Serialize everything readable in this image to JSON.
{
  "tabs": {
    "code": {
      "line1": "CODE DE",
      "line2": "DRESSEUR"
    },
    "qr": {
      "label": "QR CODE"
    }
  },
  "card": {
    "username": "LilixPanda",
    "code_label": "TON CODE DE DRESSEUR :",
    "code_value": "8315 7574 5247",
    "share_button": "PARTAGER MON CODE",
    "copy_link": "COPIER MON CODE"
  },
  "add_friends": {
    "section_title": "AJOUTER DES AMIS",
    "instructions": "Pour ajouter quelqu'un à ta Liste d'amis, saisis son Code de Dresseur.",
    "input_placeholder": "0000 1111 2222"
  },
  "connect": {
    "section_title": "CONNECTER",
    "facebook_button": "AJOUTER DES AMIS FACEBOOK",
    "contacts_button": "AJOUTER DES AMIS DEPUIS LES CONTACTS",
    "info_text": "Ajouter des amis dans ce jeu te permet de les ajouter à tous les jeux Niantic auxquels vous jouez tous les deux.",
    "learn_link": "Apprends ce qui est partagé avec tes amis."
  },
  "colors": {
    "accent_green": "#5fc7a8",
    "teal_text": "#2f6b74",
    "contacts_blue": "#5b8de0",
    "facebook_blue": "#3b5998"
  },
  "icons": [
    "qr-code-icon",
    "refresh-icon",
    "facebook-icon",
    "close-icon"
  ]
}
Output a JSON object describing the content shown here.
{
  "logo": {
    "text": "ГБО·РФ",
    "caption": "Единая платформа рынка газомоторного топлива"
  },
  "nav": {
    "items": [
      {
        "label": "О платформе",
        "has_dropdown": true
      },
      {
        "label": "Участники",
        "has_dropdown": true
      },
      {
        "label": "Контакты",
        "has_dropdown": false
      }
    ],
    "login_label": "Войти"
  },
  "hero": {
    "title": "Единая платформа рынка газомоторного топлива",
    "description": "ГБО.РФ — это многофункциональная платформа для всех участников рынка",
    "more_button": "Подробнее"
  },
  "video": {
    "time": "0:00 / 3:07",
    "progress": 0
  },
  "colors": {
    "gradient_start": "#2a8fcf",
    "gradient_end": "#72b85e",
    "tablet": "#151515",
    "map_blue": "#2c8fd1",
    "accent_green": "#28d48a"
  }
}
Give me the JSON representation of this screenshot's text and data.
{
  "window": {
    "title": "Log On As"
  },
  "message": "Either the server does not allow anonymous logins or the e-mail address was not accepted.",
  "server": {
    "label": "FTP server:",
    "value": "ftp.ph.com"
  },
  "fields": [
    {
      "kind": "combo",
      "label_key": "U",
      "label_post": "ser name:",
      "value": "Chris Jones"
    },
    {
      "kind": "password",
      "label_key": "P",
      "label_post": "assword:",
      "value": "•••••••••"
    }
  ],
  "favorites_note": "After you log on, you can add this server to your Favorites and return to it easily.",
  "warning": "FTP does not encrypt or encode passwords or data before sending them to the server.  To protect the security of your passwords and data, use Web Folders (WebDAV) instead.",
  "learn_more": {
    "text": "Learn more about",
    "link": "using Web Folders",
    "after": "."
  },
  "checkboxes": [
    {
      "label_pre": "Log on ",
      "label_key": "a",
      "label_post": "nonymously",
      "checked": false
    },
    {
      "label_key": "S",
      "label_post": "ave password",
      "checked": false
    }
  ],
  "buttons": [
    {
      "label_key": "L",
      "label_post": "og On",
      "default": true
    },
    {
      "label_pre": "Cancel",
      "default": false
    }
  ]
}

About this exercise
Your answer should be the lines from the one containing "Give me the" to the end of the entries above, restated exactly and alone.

Response below
Give me the JSON representation of this screenshot's text and data.
{
  "window": {
    "title": "Log On As"
  },
  "message": "Either the server does not allow anonymous logins or the e-mail address was not accepted.",
  "server": {
    "label": "FTP server:",
    "value": "ftp.ph.com"
  },
  "fields": [
    {
      "kind": "combo",
      "label_key": "U",
      "label_post": "ser name:",
      "value": "Chris Jones"
    },
    {
      "kind": "password",
      "label_key": "P",
      "label_post": "assword:",
      "value": "•••••••••"
    }
  ],
  "favorites_note": "After you log on, you can add this server to your Favorites and return to it easily.",
  "warning": "FTP does not encrypt or encode passwords or data before sending them to the server.  To protect the security of your passwords and data, use Web Folders (WebDAV) instead.",
  "learn_more": {
    "text": "Learn more about",
    "link": "using Web Folders",
    "after": "."
  },
  "checkboxes": [
    {
      "label_pre": "Log on ",
      "label_key": "a",
      "label_post": "nonymously",
      "checked": false
    },
    {
      "label_key": "S",
      "label_post": "ave password",
      "checked": false
    }
  ],
  "buttons": [
    {
      "label_key": "L",
      "label_post": "og On",
      "default": true
    },
    {
      "label_pre": "Cancel",
      "default": false
    }
  ]
}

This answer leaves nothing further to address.